"The key distinction is probably best expressed by the word 'empowerment'. Leaders of growing churches concentrate on empowering other Christians for ministry. They do not use lay workers as 'helpers' in attaining their own goals and fulfilling their own visions. Rather, they invert the pyramid of authority so that the leader assists Christians to attain the spiritual potential God has for them."
Most church leaders are either relationship-oriented or goal-oriented. Schwarz's studies found that the majority of growing church leaders are partnership-oriented. They view their ministry as a partnership with other Christians on all levels. They partner with lay-people to develop their gifts and develop them as leaders. They also partner with peers and mentors for encouragement, advice, and wise counsel.
Two statistics that blew me away: 85% of pastors of low-quality/declining churches were seminary grads, while only 42% of pastors of high-quality/growing churches were seminary grads. Now before anybody gets too upset, here's the flip side of that coin (the inverse, if you will): Only 12% of pastors of low-quality/declining churches say that they "regularly seek counsel from a trusted outside source", while 58 % of pastors of high-quality/growing churches state that they seek outside counsel on a regular basis.
It's obvious that the problem is not seminary itself. But for some reason, seminary grads are less likely to seek outside help. Just as we preach about the importance of spiritual accountability relationships, we also need to realize the value of professional accountability relationships. I think every pastor needs to have other pastors or organizations in their life that they bounce ideas off of and ask for ministry advice.
It's been my opinion for quite a while, that the thing that keeps most churches from growing to their potential is weak or unhealthy leadership. Unfortunately, leadership is not given a strong enough emphasis in our Bible colleges and seminaries. As Andy Stanley has said, "Leadership is a stewardship. It is temporary and you're accountable." So goes the leader - so goes the organization. One of the best things that pastors can become students of, is leadership. There are fantastic leadership resources out now. There are also some that go against Biblical principles, so buyer beware.
Two fantastic conferences are the Willow Creek Leadership Summit and the Catalyst Conference. Both of these use the wisdom of strong church leaders and strong leaders in the business and sports world in their training.
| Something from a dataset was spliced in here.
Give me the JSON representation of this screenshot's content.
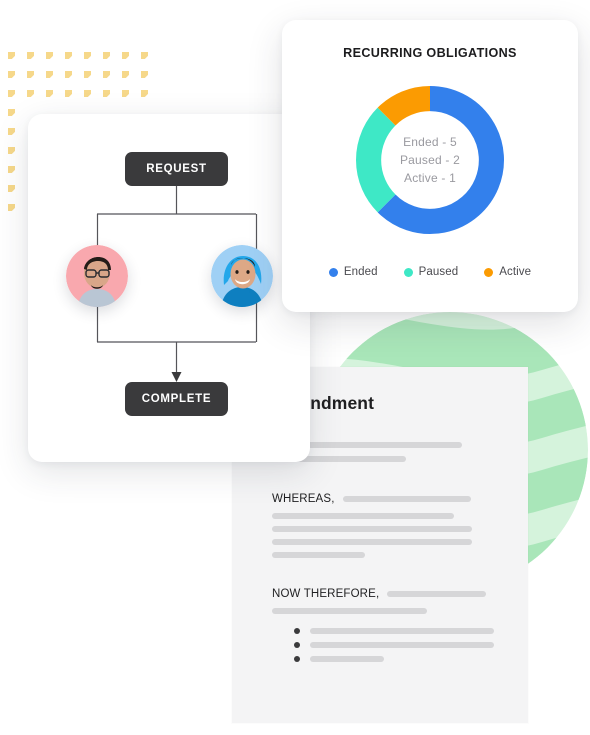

Catalyst also puts out a regular leadership podcast on iTunes that is great.
My favorite leadership books are:
- The Five Dysfunctions of a Team - Patrick Lencioni
- Visioneering - Andy Stanley
- The Contrarian's Guide to Leadership - Stephen B. Sample
- FISH! - Stephen C. Lundin, Harry Paul, & John Christensen
What are some of your favorite leadership resources?